## What is needed
Scan the lines below for "Output" and copy the matches.

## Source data
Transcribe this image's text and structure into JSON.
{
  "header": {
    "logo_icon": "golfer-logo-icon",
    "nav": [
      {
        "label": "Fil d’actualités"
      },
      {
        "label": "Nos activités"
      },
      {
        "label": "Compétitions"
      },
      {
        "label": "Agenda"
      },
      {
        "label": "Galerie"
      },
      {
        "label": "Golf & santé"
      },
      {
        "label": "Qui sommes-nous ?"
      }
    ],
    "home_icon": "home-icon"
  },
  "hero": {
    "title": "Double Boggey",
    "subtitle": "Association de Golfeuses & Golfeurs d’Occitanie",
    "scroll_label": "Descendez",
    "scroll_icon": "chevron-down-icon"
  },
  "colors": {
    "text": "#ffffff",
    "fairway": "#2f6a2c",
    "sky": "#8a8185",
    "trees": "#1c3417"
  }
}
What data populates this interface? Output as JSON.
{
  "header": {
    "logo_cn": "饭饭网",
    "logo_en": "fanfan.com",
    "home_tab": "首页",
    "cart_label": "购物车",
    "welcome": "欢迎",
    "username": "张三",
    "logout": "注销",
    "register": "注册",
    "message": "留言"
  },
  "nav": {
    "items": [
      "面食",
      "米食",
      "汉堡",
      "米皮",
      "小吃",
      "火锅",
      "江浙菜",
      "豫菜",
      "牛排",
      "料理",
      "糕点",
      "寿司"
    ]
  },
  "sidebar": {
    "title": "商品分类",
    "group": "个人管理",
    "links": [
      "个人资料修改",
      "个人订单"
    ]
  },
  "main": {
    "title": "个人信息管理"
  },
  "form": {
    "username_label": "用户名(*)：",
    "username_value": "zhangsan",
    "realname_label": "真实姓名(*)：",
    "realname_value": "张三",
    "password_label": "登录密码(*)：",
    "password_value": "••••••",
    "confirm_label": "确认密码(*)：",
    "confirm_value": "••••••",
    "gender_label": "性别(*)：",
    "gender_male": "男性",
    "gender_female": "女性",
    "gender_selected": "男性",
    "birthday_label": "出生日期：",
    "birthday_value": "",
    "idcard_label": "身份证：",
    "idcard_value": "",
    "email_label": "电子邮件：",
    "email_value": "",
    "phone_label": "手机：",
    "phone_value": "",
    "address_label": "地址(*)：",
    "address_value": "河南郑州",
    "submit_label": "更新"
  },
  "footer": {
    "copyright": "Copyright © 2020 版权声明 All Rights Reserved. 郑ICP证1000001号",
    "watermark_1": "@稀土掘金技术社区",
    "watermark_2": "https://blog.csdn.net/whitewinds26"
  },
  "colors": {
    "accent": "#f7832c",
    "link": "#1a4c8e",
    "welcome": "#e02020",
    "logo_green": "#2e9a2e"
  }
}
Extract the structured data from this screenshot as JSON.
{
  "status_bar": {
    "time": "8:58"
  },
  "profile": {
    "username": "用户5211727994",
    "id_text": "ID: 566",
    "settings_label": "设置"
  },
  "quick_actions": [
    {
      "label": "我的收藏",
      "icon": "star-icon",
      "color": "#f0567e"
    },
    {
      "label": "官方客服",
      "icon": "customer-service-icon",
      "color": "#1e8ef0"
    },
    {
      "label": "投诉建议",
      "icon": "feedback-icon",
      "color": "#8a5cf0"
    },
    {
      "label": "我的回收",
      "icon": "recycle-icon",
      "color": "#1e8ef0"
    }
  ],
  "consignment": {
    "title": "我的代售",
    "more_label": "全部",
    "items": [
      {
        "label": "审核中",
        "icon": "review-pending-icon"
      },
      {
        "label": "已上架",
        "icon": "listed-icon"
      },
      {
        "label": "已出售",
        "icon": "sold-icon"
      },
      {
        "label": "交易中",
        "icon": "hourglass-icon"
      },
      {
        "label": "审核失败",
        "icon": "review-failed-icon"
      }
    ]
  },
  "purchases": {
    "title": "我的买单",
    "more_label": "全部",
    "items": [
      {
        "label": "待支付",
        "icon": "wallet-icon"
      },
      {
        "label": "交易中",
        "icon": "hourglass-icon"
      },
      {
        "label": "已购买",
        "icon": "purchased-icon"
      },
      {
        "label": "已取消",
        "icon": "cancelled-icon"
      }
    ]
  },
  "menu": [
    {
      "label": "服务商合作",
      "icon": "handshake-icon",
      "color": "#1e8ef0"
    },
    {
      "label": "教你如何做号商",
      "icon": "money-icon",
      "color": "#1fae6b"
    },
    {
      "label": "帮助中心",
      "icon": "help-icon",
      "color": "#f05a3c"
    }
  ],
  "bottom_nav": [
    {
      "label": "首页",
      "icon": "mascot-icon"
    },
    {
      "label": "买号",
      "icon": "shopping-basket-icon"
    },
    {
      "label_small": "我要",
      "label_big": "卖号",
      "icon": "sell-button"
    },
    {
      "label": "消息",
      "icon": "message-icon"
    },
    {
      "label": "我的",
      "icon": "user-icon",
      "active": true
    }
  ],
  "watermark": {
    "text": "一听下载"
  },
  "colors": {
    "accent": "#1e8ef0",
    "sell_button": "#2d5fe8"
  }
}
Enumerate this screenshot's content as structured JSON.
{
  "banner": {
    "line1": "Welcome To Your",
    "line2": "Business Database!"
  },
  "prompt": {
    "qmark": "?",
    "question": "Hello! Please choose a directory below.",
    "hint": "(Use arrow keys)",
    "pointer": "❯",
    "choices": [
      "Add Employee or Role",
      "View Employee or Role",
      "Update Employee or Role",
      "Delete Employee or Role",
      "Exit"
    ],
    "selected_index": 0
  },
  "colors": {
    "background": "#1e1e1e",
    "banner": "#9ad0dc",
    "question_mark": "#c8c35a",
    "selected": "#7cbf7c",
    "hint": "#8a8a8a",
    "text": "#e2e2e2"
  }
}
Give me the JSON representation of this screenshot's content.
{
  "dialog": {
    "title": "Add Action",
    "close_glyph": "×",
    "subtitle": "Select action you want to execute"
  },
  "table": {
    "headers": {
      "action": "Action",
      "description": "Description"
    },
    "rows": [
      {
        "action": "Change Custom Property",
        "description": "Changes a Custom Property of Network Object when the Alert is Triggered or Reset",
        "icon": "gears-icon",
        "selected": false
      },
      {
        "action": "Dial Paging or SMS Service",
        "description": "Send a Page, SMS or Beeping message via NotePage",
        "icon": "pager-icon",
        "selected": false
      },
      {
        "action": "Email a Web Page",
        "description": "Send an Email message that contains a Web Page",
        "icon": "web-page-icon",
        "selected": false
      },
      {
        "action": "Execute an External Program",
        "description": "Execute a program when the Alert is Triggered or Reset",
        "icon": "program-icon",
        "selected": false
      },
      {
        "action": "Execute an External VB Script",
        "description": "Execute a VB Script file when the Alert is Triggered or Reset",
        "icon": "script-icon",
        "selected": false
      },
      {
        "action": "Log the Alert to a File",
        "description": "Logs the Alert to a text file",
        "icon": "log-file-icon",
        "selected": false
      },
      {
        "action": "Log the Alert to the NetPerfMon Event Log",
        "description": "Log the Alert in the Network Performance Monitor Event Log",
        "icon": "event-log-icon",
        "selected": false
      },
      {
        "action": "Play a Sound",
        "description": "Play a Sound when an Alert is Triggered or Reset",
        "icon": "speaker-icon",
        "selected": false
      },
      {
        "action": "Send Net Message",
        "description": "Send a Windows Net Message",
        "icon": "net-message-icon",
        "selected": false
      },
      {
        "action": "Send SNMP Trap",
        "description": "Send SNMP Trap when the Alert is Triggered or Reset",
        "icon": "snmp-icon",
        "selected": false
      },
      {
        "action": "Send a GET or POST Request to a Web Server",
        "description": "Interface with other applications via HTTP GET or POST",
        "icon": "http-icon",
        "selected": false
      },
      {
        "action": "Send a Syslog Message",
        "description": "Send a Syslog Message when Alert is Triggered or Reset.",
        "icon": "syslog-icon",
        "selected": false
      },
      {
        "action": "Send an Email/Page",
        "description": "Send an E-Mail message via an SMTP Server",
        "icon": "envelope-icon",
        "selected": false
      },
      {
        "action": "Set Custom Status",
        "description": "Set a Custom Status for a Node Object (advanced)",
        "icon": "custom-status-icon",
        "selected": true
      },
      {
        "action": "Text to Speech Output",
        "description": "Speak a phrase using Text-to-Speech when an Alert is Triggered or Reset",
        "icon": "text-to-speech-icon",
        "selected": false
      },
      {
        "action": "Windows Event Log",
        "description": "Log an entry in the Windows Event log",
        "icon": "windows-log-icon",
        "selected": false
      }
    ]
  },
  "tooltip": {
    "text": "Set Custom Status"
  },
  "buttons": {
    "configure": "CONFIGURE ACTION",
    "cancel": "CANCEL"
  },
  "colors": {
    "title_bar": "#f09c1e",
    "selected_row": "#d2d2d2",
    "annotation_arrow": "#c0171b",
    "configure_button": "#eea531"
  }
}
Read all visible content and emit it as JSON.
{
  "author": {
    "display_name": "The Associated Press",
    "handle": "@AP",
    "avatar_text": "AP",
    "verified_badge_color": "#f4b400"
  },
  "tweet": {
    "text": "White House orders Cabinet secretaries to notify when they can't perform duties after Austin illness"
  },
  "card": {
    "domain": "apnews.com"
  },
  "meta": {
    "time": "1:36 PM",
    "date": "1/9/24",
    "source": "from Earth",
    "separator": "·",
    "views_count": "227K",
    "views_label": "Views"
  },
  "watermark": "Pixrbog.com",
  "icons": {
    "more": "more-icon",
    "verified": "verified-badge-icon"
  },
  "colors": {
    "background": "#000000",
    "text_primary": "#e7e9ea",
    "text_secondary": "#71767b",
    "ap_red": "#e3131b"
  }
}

## Solved exercise
What data populates this interface? Output as JSON.
        "action": "Text to Speech Output",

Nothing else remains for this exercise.